This park northeast of Denver, home of the Rocky Mountain Bird Observatory, has recorded more than 350 bird species.
By Justine E. Hausheer | Published: 4/25/2014
Barr Lake was the first place I went birding after I moved to Colorado, and I spotted many of my first western birds here. The park covers 2,715 acres. Its varied habitats include a large man-made lake, mature cottonwoods, and expansive fields. An 8.8-mile path traces the water’s edge, neatly dividing fields on one side from cottonwoods on the other. Last August, I spent an hour watching Lazuli Buntings, Blue Grosbeaks, chickadees, and American Goldfinches pick seeds from sunflowers blooming along the path while Yellow Warblers chimed in from the cottonwoods overhead.
Spring and fall bring migrating Ruby-crowned Kinglets, Orange-crowned Warblers, and countless Yellow-rumped Warblers. In winter, Northern Shovelers and Common Goldeneyes jostle for space with mergansers on the lake. Raptors are a year-round presence. Kestrels hover above the fields, harriers cruise the lakeshore, and a pair of Bald Eagles nests every year. For a view of their nest, walk to the gazebo on the southwestern side of the lake. Don’t forget to scan the fields for meadowlarks and the occasional Ring-necked Pheasant. — Justine E. Hausheer
At a Glance
Click on the coordinates below to view location:
Lake, mature cottonwood stands, and fields.
Flat. A wide dirt path follows lake perimeter.
More than 350 species. Spring: White-breasted Nuthatch, Downy Woodpecker, Western Meadowlark, Song and White-crowned Sparrows, House Finch, Ruby-crowned Kinglet, Orange-crowned, Wilson’s, Yellow, and Yellow-rumped Warblers, Black-capped Chickadee, Dark-eyed Junco, Northern Flicker, American and Lesser Goldfinches, Red-winged and Brewer’s Blackbirds, Bullock’s Oriole, American Crow, Black-billed Magpie, Blue Jay, Western Kingbird, American Coot, Northern Shoveler, Mallard, Blue-winged Teal, Hooded Merganser, Killdeer, Spotted Sandpiper, Double-crested Cormorant, Tree Swallow, Red-tailed Hawk, Bald Eagle, American Kestrel, Osprey, Northern Harrier, Mourning Dove, American Robin, American White Pelican.

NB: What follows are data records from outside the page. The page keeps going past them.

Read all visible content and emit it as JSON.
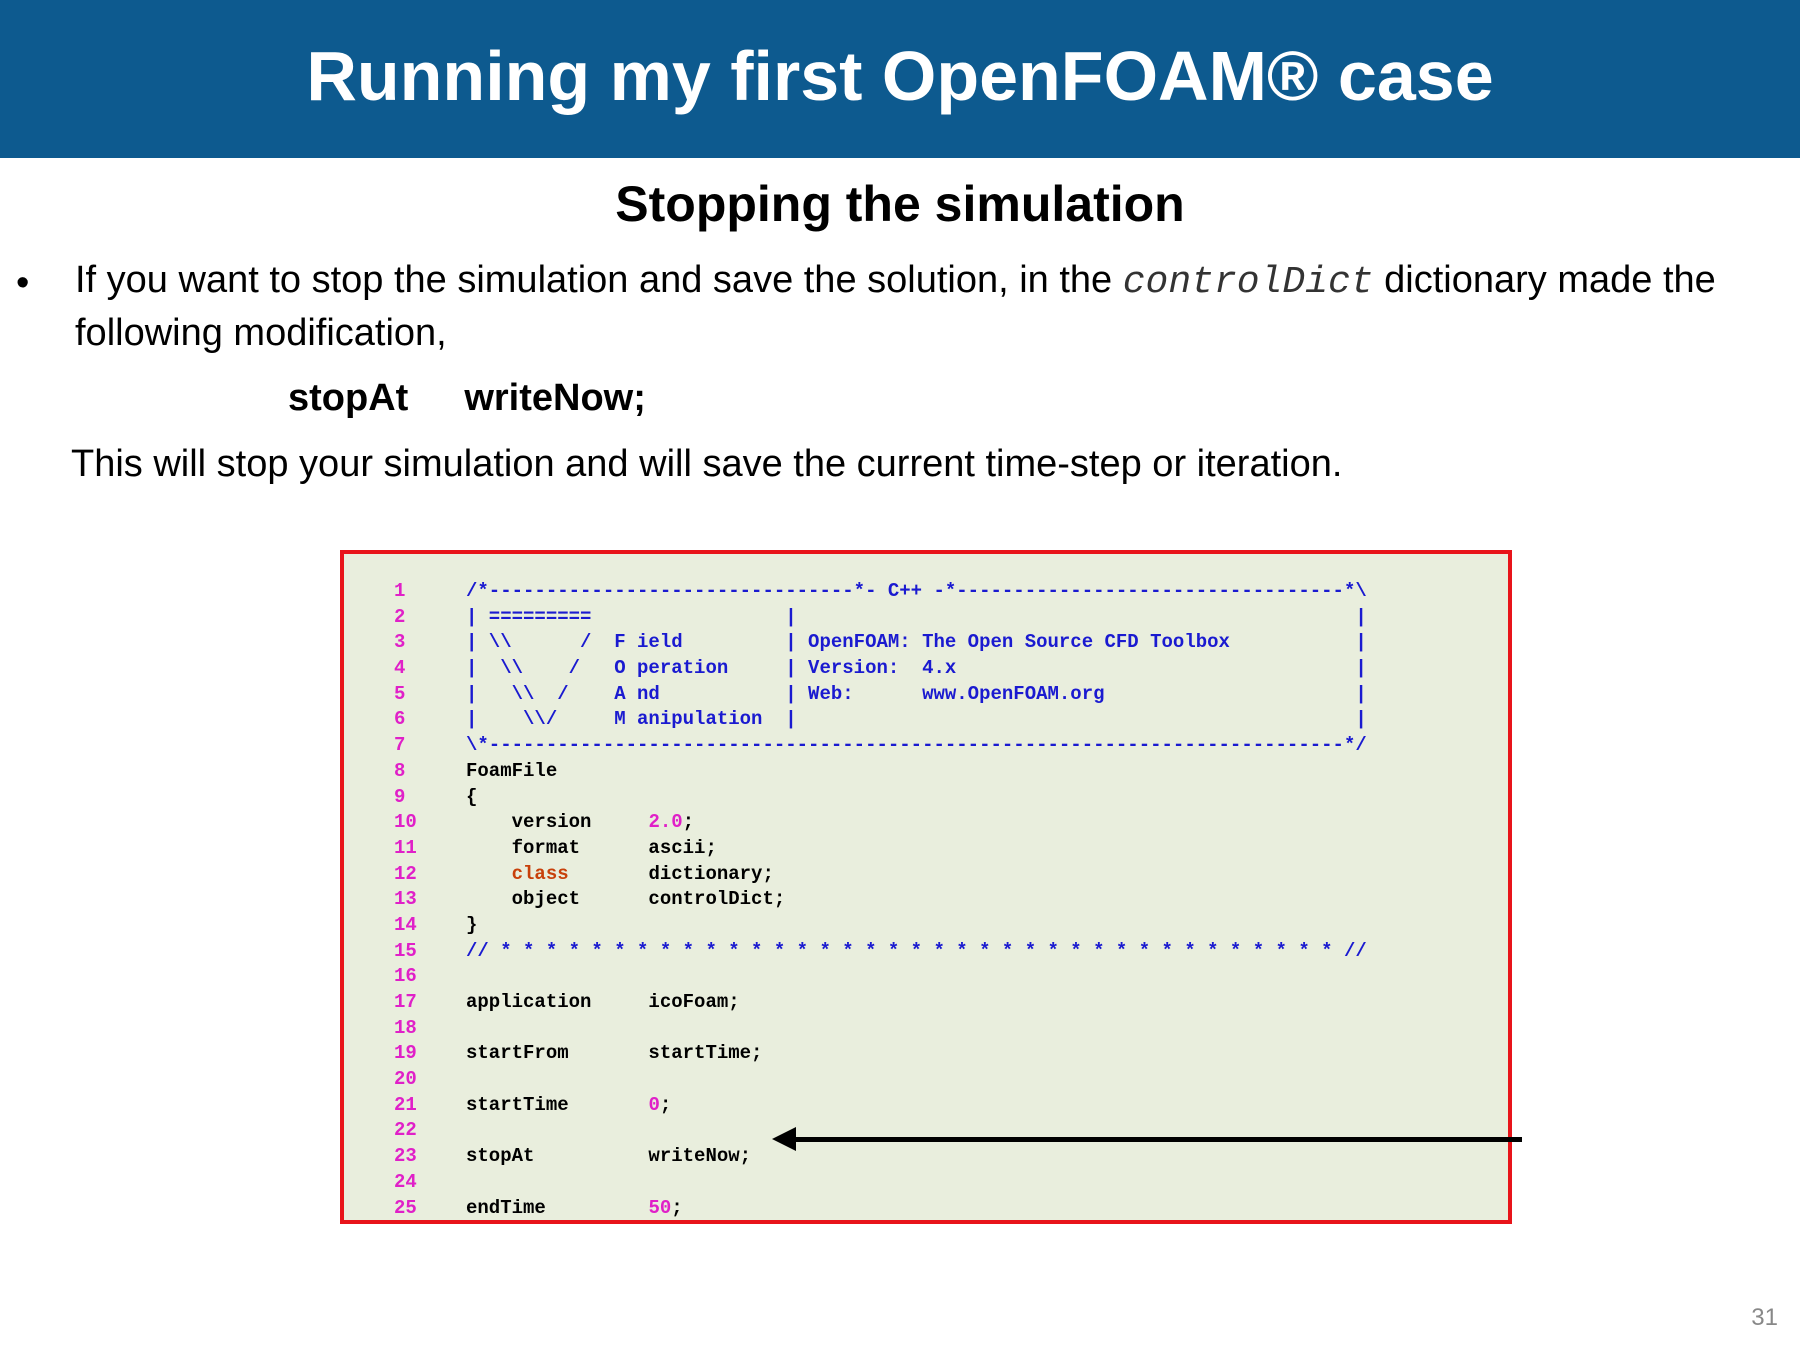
{
  "header": {
    "title": "Running my first OpenFOAM® case"
  },
  "subtitle": "Stopping the simulation",
  "bullet": {
    "marker": "•",
    "text_before": "If you want to stop the simulation and save the solution, in the ",
    "code_word": "controlDict",
    "text_after": " dictionary made the following modification,"
  },
  "stop_line": {
    "keyword": "stopAt",
    "value": "writeNow;"
  },
  "note": "This will stop your simulation and will save the current time-step or iteration.",
  "code": [
    {
      "n": "1",
      "parts": [
        {
          "t": "/*--------------------------------*- C++ -*----------------------------------*\\",
          "c": "blue"
        }
      ]
    },
    {
      "n": "2",
      "parts": [
        {
          "t": "| =========                 |                                                 |",
          "c": "blue"
        }
      ]
    },
    {
      "n": "3",
      "parts": [
        {
          "t": "| \\\\      /  F ield         | OpenFOAM: The Open Source CFD Toolbox           |",
          "c": "blue"
        }
      ]
    },
    {
      "n": "4",
      "parts": [
        {
          "t": "|  \\\\    /   O peration     | Version:  4.x                                   |",
          "c": "blue"
        }
      ]
    },
    {
      "n": "5",
      "parts": [
        {
          "t": "|   \\\\  /    A nd           | Web:      www.OpenFOAM.org                      |",
          "c": "blue"
        }
      ]
    },
    {
      "n": "6",
      "parts": [
        {
          "t": "|    \\\\/     M anipulation  |                                                 |",
          "c": "blue"
        }
      ]
    },
    {
      "n": "7",
      "parts": [
        {
          "t": "\\*---------------------------------------------------------------------------*/",
          "c": "blue"
        }
      ]
    },
    {
      "n": "8",
      "parts": [
        {
          "t": "FoamFile",
          "c": "black"
        }
      ]
    },
    {
      "n": "9",
      "parts": [
        {
          "t": "{",
          "c": "black"
        }
      ]
    },
    {
      "n": "10",
      "parts": [
        {
          "t": "    version     ",
          "c": "black"
        },
        {
          "t": "2.0",
          "c": "mag"
        },
        {
          "t": ";",
          "c": "black"
        }
      ]
    },
    {
      "n": "11",
      "parts": [
        {
          "t": "    format      ascii;",
          "c": "black"
        }
      ]
    },
    {
      "n": "12",
      "parts": [
        {
          "t": "    ",
          "c": "black"
        },
        {
          "t": "class",
          "c": "orange"
        },
        {
          "t": "       dictionary;",
          "c": "black"
        }
      ]
    },
    {
      "n": "13",
      "parts": [
        {
          "t": "    object      controlDict;",
          "c": "black"
        }
      ]
    },
    {
      "n": "14",
      "parts": [
        {
          "t": "}",
          "c": "black"
        }
      ]
    },
    {
      "n": "15",
      "parts": [
        {
          "t": "// * * * * * * * * * * * * * * * * * * * * * * * * * * * * * * * * * * * * * //",
          "c": "blue"
        }
      ]
    },
    {
      "n": "16",
      "parts": [
        {
          "t": "",
          "c": "black"
        }
      ]
    },
    {
      "n": "17",
      "parts": [
        {
          "t": "application     icoFoam;",
          "c": "black"
        }
      ]
    },
    {
      "n": "18",
      "parts": [
        {
          "t": "",
          "c": "black"
        }
      ]
    },
    {
      "n": "19",
      "parts": [
        {
          "t": "startFrom       startTime;",
          "c": "black"
        }
      ]
    },
    {
      "n": "20",
      "parts": [
        {
          "t": "",
          "c": "black"
        }
      ]
    },
    {
      "n": "21",
      "parts": [
        {
          "t": "startTime       ",
          "c": "black"
        },
        {
          "t": "0",
          "c": "mag"
        },
        {
          "t": ";",
          "c": "black"
        }
      ]
    },
    {
      "n": "22",
      "parts": [
        {
          "t": "",
          "c": "black"
        }
      ]
    },
    {
      "n": "23",
      "parts": [
        {
          "t": "stopAt          writeNow;",
          "c": "black"
        }
      ]
    },
    {
      "n": "24",
      "parts": [
        {
          "t": "",
          "c": "black"
        }
      ]
    },
    {
      "n": "25",
      "parts": [
        {
          "t": "endTime         ",
          "c": "black"
        },
        {
          "t": "50",
          "c": "mag"
        },
        {
          "t": ";",
          "c": "black"
        }
      ]
    }
  ],
  "page_number": "31"
}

When to go
State park. $7 per vehicle for day pass, or purchase annual pass for all Colorado state parks for $70. Open year-round from 5 a.m. to 10 p.m. Nature center open 9-4 Wednesday to Saturday and 11-4 Sunday.
Boaters and hunters use the northeastern section of park; from nature center, head left on trail for best birding. Don’t miss the feeders at the nature center.
For more info
Rocky Mountain Arsenal NWR
20 miles southwest of park in Commerce City. Swainson’s Hawk, Burrowing Owl, Western Meadowlark, and buffalo.
Sand Creek Regional Greenway
Hotspot Near You No. 39. A 14-mile ribbon of green that crosses northeast Denver. Warblers, shorebirds, and Cliff Swallow.